Iran starts 20% uranium enrichment, seizes South Korean ship
DUBAI, United Arab Emirates (AP) — Iran began enriching uranium Monday to levels unseen since its 2015 nuclear deal with world powers and also seized a South Korean-flagged tanker near the crucial Strait of Hormuz, a double-barreled challenge to the West that further raised Mideast tensions.
Both decisions appeared aimed at increasing Tehran’s leverage in the waning days in office for President Donald Trump, whose unilateral withdrawal from the atomic accord in 2018 began a series of escalating incidents.

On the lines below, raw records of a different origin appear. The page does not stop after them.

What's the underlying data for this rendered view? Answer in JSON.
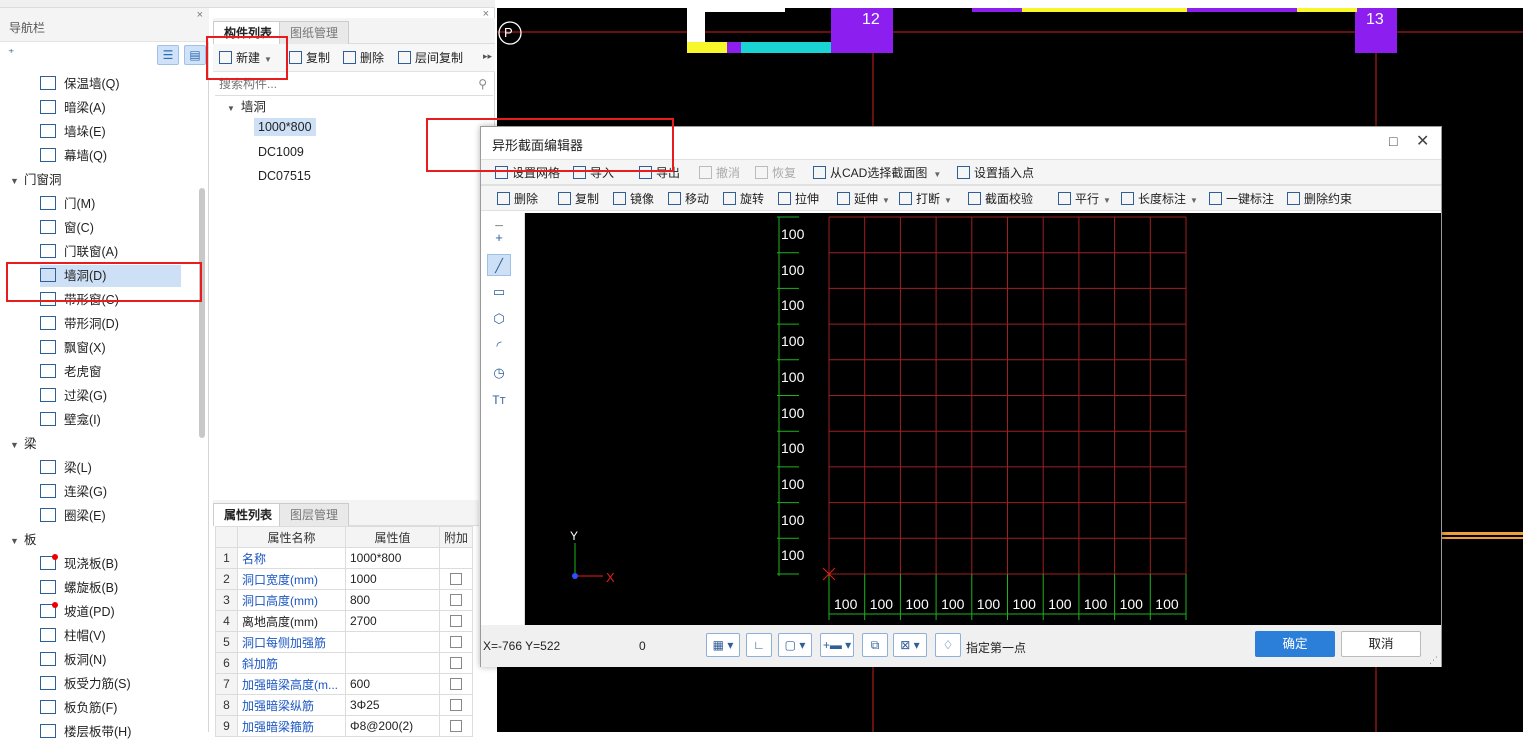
{
  "nav": {
    "title": "导航栏",
    "close": "×",
    "items": [
      {
        "label": "保温墙(Q)"
      },
      {
        "label": "暗梁(A)"
      },
      {
        "label": "墙垛(E)"
      },
      {
        "label": "幕墙(Q)"
      }
    ],
    "group_door": "门窗洞",
    "door_items": [
      {
        "label": "门(M)"
      },
      {
        "label": "窗(C)"
      },
      {
        "label": "门联窗(A)"
      },
      {
        "label": "墙洞(D)"
      },
      {
        "label": "带形窗(C)"
      },
      {
        "label": "带形洞(D)"
      },
      {
        "label": "飘窗(X)"
      },
      {
        "label": "老虎窗"
      },
      {
        "label": "过梁(G)"
      },
      {
        "label": "壁龛(I)"
      }
    ],
    "group_beam": "梁",
    "beam_items": [
      {
        "label": "梁(L)"
      },
      {
        "label": "连梁(G)"
      },
      {
        "label": "圈梁(E)"
      }
    ],
    "group_slab": "板",
    "slab_items": [
      {
        "label": "现浇板(B)"
      },
      {
        "label": "螺旋板(B)"
      },
      {
        "label": "坡道(PD)"
      },
      {
        "label": "柱帽(V)"
      },
      {
        "label": "板洞(N)"
      },
      {
        "label": "板受力筋(S)"
      },
      {
        "label": "板负筋(F)"
      },
      {
        "label": "楼层板带(H)"
      }
    ]
  },
  "comp": {
    "tab_list": "构件列表",
    "tab_drawing": "图纸管理",
    "close": "×",
    "tb_new": "新建",
    "tb_copy": "复制",
    "tb_delete": "删除",
    "tb_floor_copy": "层间复制",
    "search_placeholder": "搜索构件...",
    "tree_root": "墙洞",
    "tree_items": [
      "1000*800",
      "DC1009",
      "DC07515"
    ]
  },
  "props": {
    "tab_props": "属性列表",
    "tab_layers": "图层管理",
    "col_name": "属性名称",
    "col_value": "属性值",
    "col_extra": "附加",
    "rows": [
      {
        "n": "1",
        "k": "名称",
        "v": "1000*800"
      },
      {
        "n": "2",
        "k": "洞口宽度(mm)",
        "v": "1000"
      },
      {
        "n": "3",
        "k": "洞口高度(mm)",
        "v": "800"
      },
      {
        "n": "4",
        "k": "离地高度(mm)",
        "v": "2700"
      },
      {
        "n": "5",
        "k": "洞口每侧加强筋",
        "v": ""
      },
      {
        "n": "6",
        "k": "斜加筋",
        "v": ""
      },
      {
        "n": "7",
        "k": "加强暗梁高度(m...",
        "v": "600"
      },
      {
        "n": "8",
        "k": "加强暗梁纵筋",
        "v": "3Φ25"
      },
      {
        "n": "9",
        "k": "加强暗梁箍筋",
        "v": "Φ8@200(2)"
      }
    ]
  },
  "cad": {
    "axis_p": "P",
    "axis_12": "12",
    "axis_13": "13"
  },
  "dialog": {
    "title": "异形截面编辑器",
    "tb1": {
      "grid": "设置网格",
      "import": "导入",
      "export": "导出",
      "undo": "撤消",
      "redo": "恢复",
      "cad_select": "从CAD选择截面图",
      "insert_point": "设置插入点"
    },
    "tb2": {
      "delete": "删除",
      "copy": "复制",
      "mirror": "镜像",
      "move": "移动",
      "rotate": "旋转",
      "stretch": "拉伸",
      "extend": "延伸",
      "break": "打断",
      "check": "截面校验",
      "parallel": "平行",
      "length_dim": "长度标注",
      "auto_dim": "一键标注",
      "del_constraint": "删除约束"
    },
    "grid_labels_y": [
      "100",
      "100",
      "100",
      "100",
      "100",
      "100",
      "100",
      "100",
      "100",
      "100"
    ],
    "grid_labels_x": [
      "100",
      "100",
      "100",
      "100",
      "100",
      "100",
      "100",
      "100",
      "100",
      "100"
    ],
    "axis_x": "X",
    "axis_y": "Y",
    "coords": "X=-766 Y=522",
    "zero": "0",
    "prompt": "指定第一点",
    "ok": "确定",
    "cancel": "取消"
  },
  "colors": {
    "accent": "#2b7fd9",
    "highlight": "#e81c1c",
    "grid": "#a02020",
    "gridGreen": "#1db31d"
  }
}
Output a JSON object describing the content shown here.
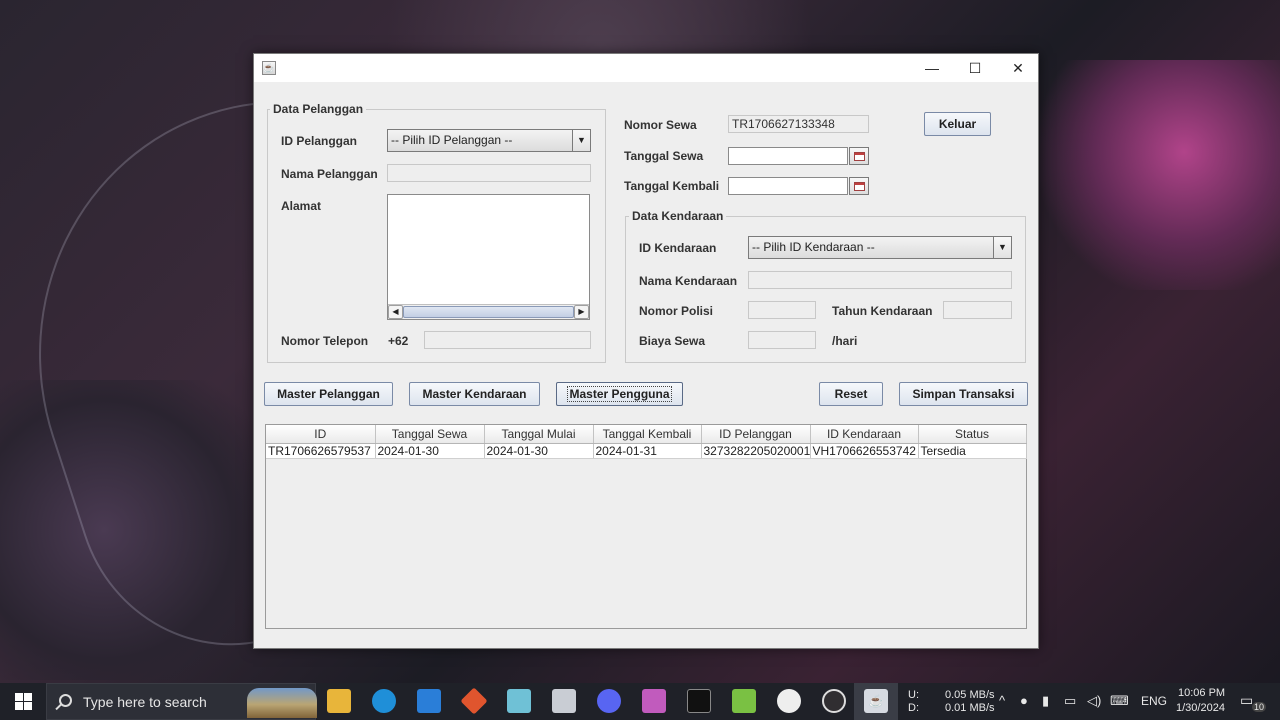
{
  "window": {
    "icon": "java-icon"
  },
  "pelanggan": {
    "group_title": "Data Pelanggan",
    "id_label": "ID Pelanggan",
    "id_combo": "-- Pilih ID Pelanggan --",
    "nama_label": "Nama Pelanggan",
    "nama_value": "",
    "alamat_label": "Alamat",
    "telepon_label": "Nomor Telepon",
    "telepon_prefix": "+62",
    "telepon_value": ""
  },
  "sewa": {
    "nomor_label": "Nomor Sewa",
    "nomor_value": "TR1706627133348",
    "tanggal_sewa_label": "Tanggal Sewa",
    "tanggal_kembali_label": "Tanggal Kembali",
    "keluar_button": "Keluar"
  },
  "kendaraan": {
    "group_title": "Data Kendaraan",
    "id_label": "ID Kendaraan",
    "id_combo": "-- Pilih ID Kendaraan --",
    "nama_label": "Nama Kendaraan",
    "nopol_label": "Nomor Polisi",
    "tahun_label": "Tahun Kendaraan",
    "biaya_label": "Biaya Sewa",
    "biaya_suffix": "/hari"
  },
  "actions": {
    "master_pelanggan": "Master Pelanggan",
    "master_kendaraan": "Master Kendaraan",
    "master_pengguna": "Master Pengguna",
    "reset": "Reset",
    "simpan": "Simpan Transaksi"
  },
  "table": {
    "columns": [
      "ID",
      "Tanggal Sewa",
      "Tanggal Mulai",
      "Tanggal Kembali",
      "ID Pelanggan",
      "ID Kendaraan",
      "Status"
    ],
    "rows": [
      [
        "TR1706626579537",
        "2024-01-30",
        "2024-01-30",
        "2024-01-31",
        "3273282205020001",
        "VH1706626553742",
        "Tersedia"
      ]
    ]
  },
  "taskbar": {
    "search_placeholder": "Type here to search",
    "net_up_label": "U:",
    "net_down_label": "D:",
    "net_up": "0.05 MB/s",
    "net_down": "0.01 MB/s",
    "language": "ENG",
    "time": "10:06 PM",
    "date": "1/30/2024",
    "notification_count": "10",
    "apps": [
      "file-explorer-icon",
      "edge-icon",
      "vscode-icon",
      "git-icon",
      "notepad-icon",
      "remote-icon",
      "discord-icon",
      "app-icon",
      "terminal-icon",
      "notepadpp-icon",
      "chrome-icon",
      "obs-icon",
      "java-icon"
    ]
  }
}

Increasing enrichment at its underground Fordo facility puts Tehran a technical step away from weapons-grade levels of 90%, while also pressuring President-elect Joe Biden to quickly negotiate. Iran’s seizure of the MT Hankuk Chemi comes as a South Korean diplomat was due to travel to the Islamic Republic to discuss the release of billions of dollars in Iranian assets frozen in Seoul.
Iranian Foreign Minister Mohammad Javad Zarif seemed to acknowledge Tehran’s interest in leveraging the situation in a tweet about its nuclear enrichment.
“Our measures are fully reversible upon FULL compliance by ALL,” he wrote.
At Fordo, Iranian nuclear scientists under the watch of International Atomic Energy Agency inspectors loaded centrifuges with over 130 kilograms (285 pounds) of low-enriched uranium to be spun up to 20%, said Kazem Gharibabadi, Iran’s permanent representative to the U.N. atomic agency.